If you aren't sure of what to get your special someone for the holidays, gentleman or lady, we certainly have jewelry, art glass, small bronzes and small oil paintings that would make their day!
Shopping for fine art has never been easier, and if you want to know more about a work of art, you can always feel free to call me and let's talk more about it personally. Happy Holidays!
Leo E. Osborne's "Return Of Ancient Wisdom"dedicated to Community efforts to save and protect sea turtles BY CITY OF GALVESTON
"Return of Ancient Wisdom"by Leo E. Osborne permanently installed and Dedicated by City of Galveston, TX
Towering pines perched upon the edge of a Pacific Northwest cliff. The wind picks up, Blowing through tawny grassland until, weaving its way through the trees, the wind blows with a whirling flourish out to Sea.
Such is the feeling that William Crosby's painting "Coastal Pines" conveys. Measuring 36"by 48" this is the ideal size to hang over a couch, or a mantle, and makes a lovely focal point for any room. "Coastal Pines" is currently valued at $8,000.
William Crosby's style of abstract expressionism compliments a wide array of decor styles. Bold, Modern, pastoral and organic, Bill's paintings work well in the most contemporary homes to rustic farmhouses. Crosby's abstract landscapes also strike harmonious balance within an already eclectic collection.Enjoy more of William Crosby's work here.
We are thrilled and delighted to present Sunrise by Leo E. Osborne. This sculpture sold out about 10 years past and I have witnessed many would-be collectors saddened by the missed opportunity. Fortunately for us, this beloved sculpture has made its rotation and becomes available again. Offered at $14,000.
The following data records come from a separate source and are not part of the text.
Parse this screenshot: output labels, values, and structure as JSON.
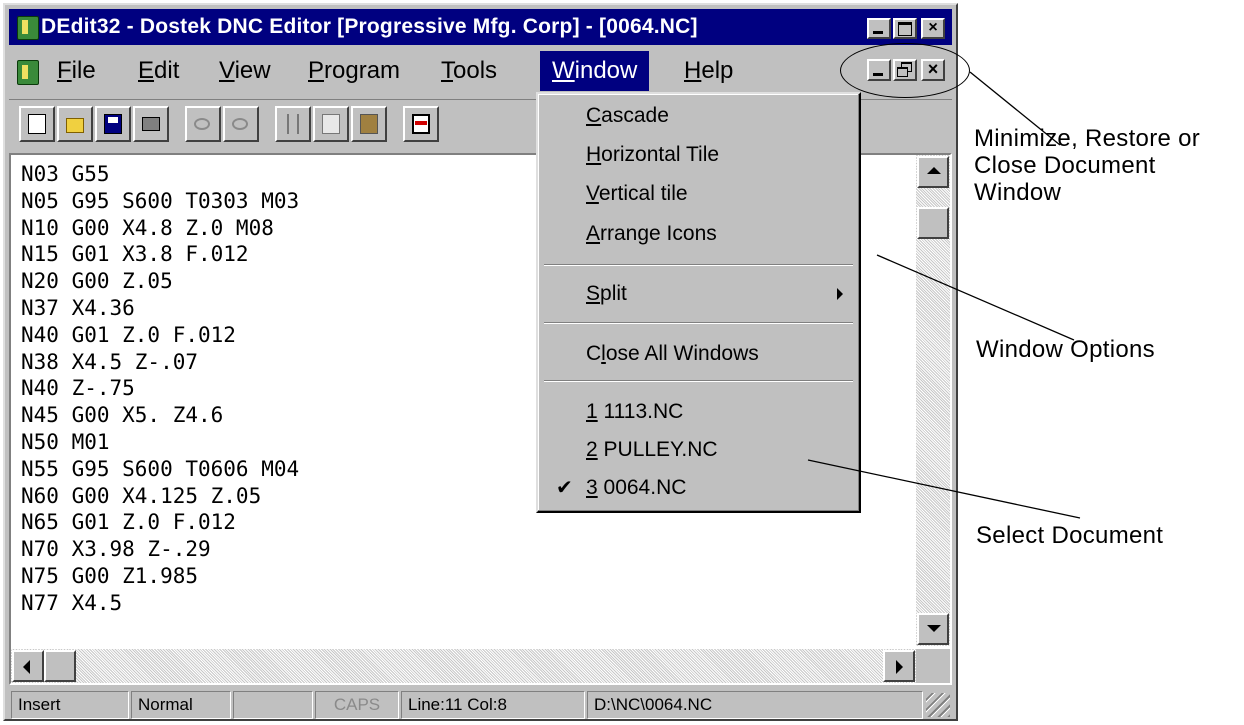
{
  "window": {
    "title": "DEdit32 - Dostek DNC Editor [Progressive Mfg. Corp] - [0064.NC]",
    "close_glyph": "×"
  },
  "menu": {
    "items": [
      {
        "u": "F",
        "rest": "ile"
      },
      {
        "u": "E",
        "rest": "dit"
      },
      {
        "u": "V",
        "rest": "iew"
      },
      {
        "u": "P",
        "rest": "rogram"
      },
      {
        "u": "T",
        "rest": "ools"
      },
      {
        "u": "W",
        "rest": "indow"
      },
      {
        "u": "H",
        "rest": "elp"
      }
    ]
  },
  "code_lines": [
    "N03 G55",
    "N05 G95 S600 T0303 M03",
    "N10 G00 X4.8 Z.0 M08",
    "N15 G01 X3.8 F.012",
    "N20 G00 Z.05",
    "N37 X4.36",
    "N40 G01 Z.0 F.012",
    "N38 X4.5 Z-.07",
    "N40 Z-.75",
    "N45 G00 X5. Z4.6",
    "N50 M01",
    "N55 G95 S600 T0606 M04",
    "N60 G00 X4.125 Z.05",
    "N65 G01 Z.0 F.012",
    "N70 X3.98 Z-.29",
    "N75 G00 Z1.985",
    "N77 X4.5"
  ],
  "status": {
    "mode": "Insert",
    "view": "Normal",
    "blank": "",
    "caps": "CAPS",
    "position": "Line:11 Col:8",
    "path": "D:\\NC\\0064.NC"
  },
  "window_menu": {
    "cascade": {
      "u": "C",
      "rest": "ascade"
    },
    "horizontal_tile": {
      "u": "H",
      "rest": "orizontal Tile"
    },
    "vertical_tile": {
      "u": "V",
      "rest": "ertical tile"
    },
    "arrange_icons": {
      "u": "A",
      "rest": "rrange Icons"
    },
    "split": {
      "u": "S",
      "rest": "plit"
    },
    "close_all": {
      "pre": "C",
      "u": "l",
      "rest": "ose All Windows"
    },
    "doc1": {
      "u": "1",
      "rest": " 1113.NC"
    },
    "doc2": {
      "u": "2",
      "rest": " PULLEY.NC"
    },
    "doc3": {
      "u": "3",
      "rest": " 0064.NC",
      "check": "✔"
    }
  },
  "annotations": {
    "min_restore_close": [
      "Minimize, Restore or",
      "Close Document",
      "Window"
    ],
    "window_options": "Window Options",
    "select_document": "Select Document"
  },
  "colors": {
    "titlebar": "#000080",
    "chrome": "#c0c0c0",
    "editor_bg": "#ffffff"
  }
}
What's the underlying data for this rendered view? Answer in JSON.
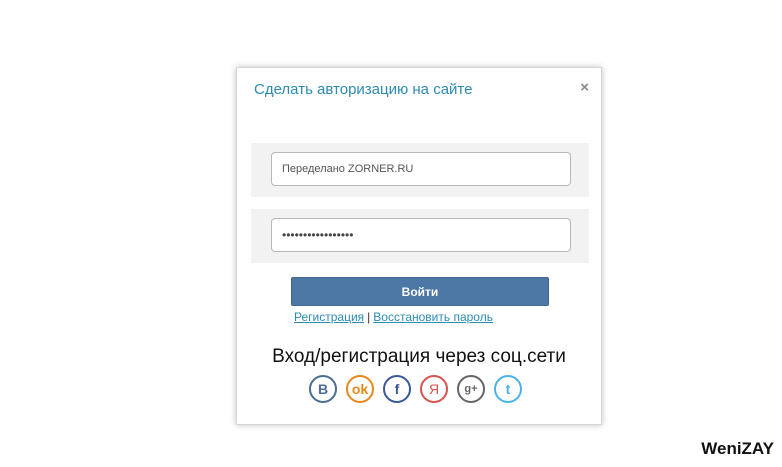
{
  "modal": {
    "title": "Сделать авторизацию на сайте",
    "close_glyph": "×",
    "login_field": {
      "value": "Переделано ZORNER.RU"
    },
    "password_field": {
      "value": "•••••••••••••••••"
    },
    "login_button_label": "Войти",
    "register_link": "Регистрация",
    "separator": "|",
    "restore_link": "Восстановить пароль",
    "social_heading": "Вход/регистрация через соц.сети",
    "social": [
      {
        "name": "vk-icon",
        "glyph": "B"
      },
      {
        "name": "odnoklassniki-icon",
        "glyph": "ok"
      },
      {
        "name": "facebook-icon",
        "glyph": "f"
      },
      {
        "name": "yandex-icon",
        "glyph": "Я"
      },
      {
        "name": "google-plus-icon",
        "glyph": "g+"
      },
      {
        "name": "twitter-icon",
        "glyph": "t"
      }
    ]
  },
  "watermark": "WeniZAY",
  "colors": {
    "title": "#2b8bb3",
    "button": "#4d77a4",
    "link": "#2b8bb3"
  }
}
Art is why I get up in the morning. The opportunity to be a matchmaker; to serve as liaison between the collector, the artist and the art.